It is also ironic that a place named for Mauritius uses such obvious imagery of black women since Mauritius is actually known to be very multi-racial, with a majority being South Asian (especially Indian), Chinese, European, etc. So, it’s actually not a majority-black African nation.

Women in Mauritius.

So, netizens are calling out Mautirus Brown and attempting to educate on institutional racism.

Another netizen pointed out that not only is Mauritius Brown profiting off of cultural appropriation, but the logo may be plagiarized. It bears a resemblance to the one seen on old TCB hair care products.

Initially, some black K-Drama fans were excited by the inclusion of the café, seeing some minor form of representation. Unfortunately, it appears to just be another case of cultural appropriation.

Others are pointing out how troubling it is that a South Korean café can market off on black women’s aesthetics and likeness. Not only is the café not tied to one at all, but black people are often disrespected and discriminated against in Korea.

Black content creators who travel to South Korea share their experiences. Krys Tha Sis (@beyonceibnidas) is a black TikToker who shares highlights and experiences from traveling in South Korea.
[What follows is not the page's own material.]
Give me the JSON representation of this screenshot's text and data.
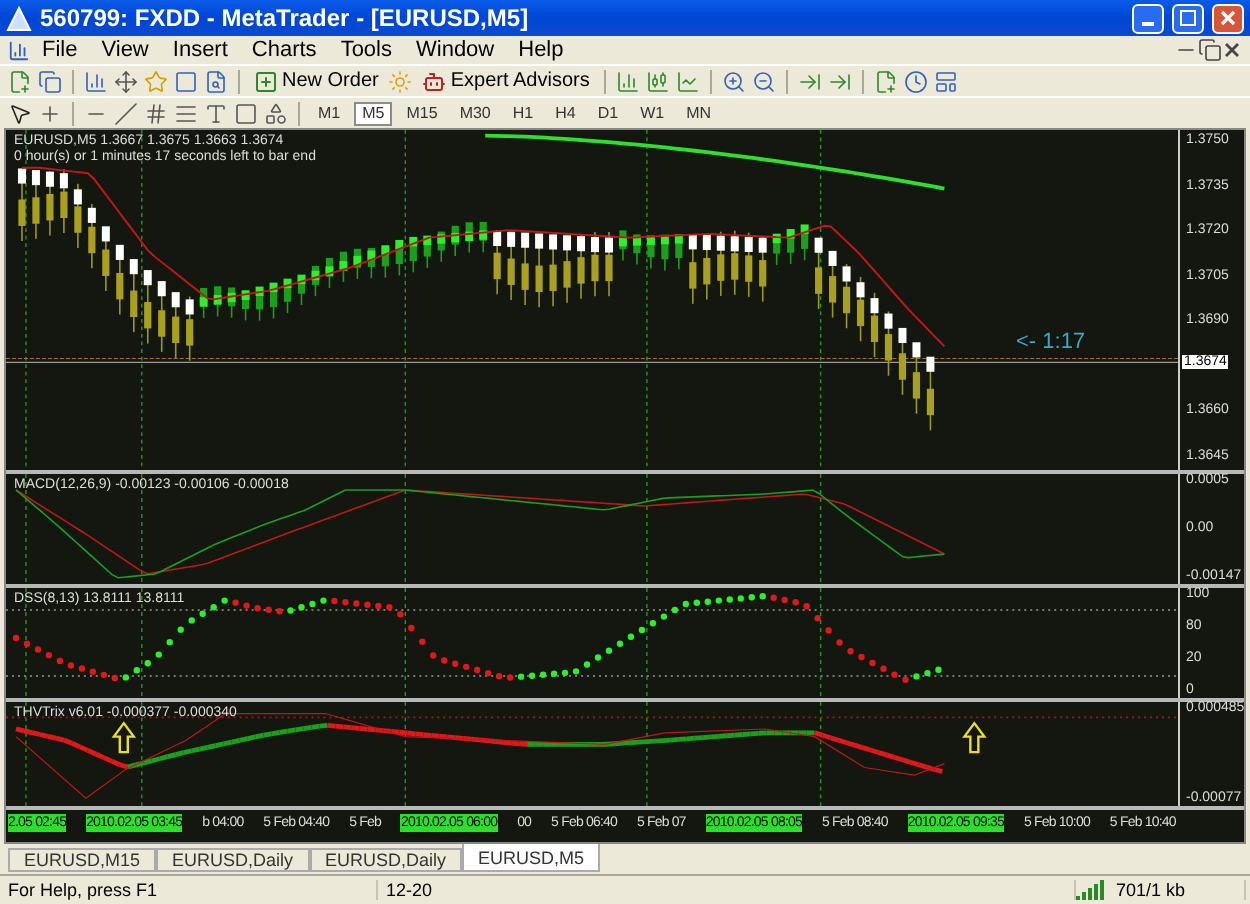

While most content is humorous, she sheds light on microaggressions and racism she experiences as a black woman in Korea. She recently recounted being turned away at a club because she was non-Korean despite their playing foreign music and even revealed she was touched when forced to leave.



♬ original sound – Krys Tha Sis

Likewise, biracial entertainers in Korea, such as Nigerian Korean model and actor Han Hyun Min has spoken about the racism he has experienced.

Black fans of Korean content, such as K-Dramas, are disappointed but not surprised by the recent inclusion of Mauritius Brown due to its problematic nature. Yet, recently, many dramas have been criticized for their portrayal of foreigners or straight-up cultural appropriation.

SBS’s Penthouse also received criticism for cultural appropriation and racism during season 3 after introducing a new character who… well, look for yourself.

Park Eun Seok in “Penthouse 3.” | SBS

Most recently, tvN‘s new K-Drama Sh**ting Stars received serious backlash just after its premiere due to its portrayal of Africa. Read more below:

K-Drama “Sh**ting Stars” Just Premiered But Is Already Facing Criticism For Two Major Reasons

Source: Ray Liu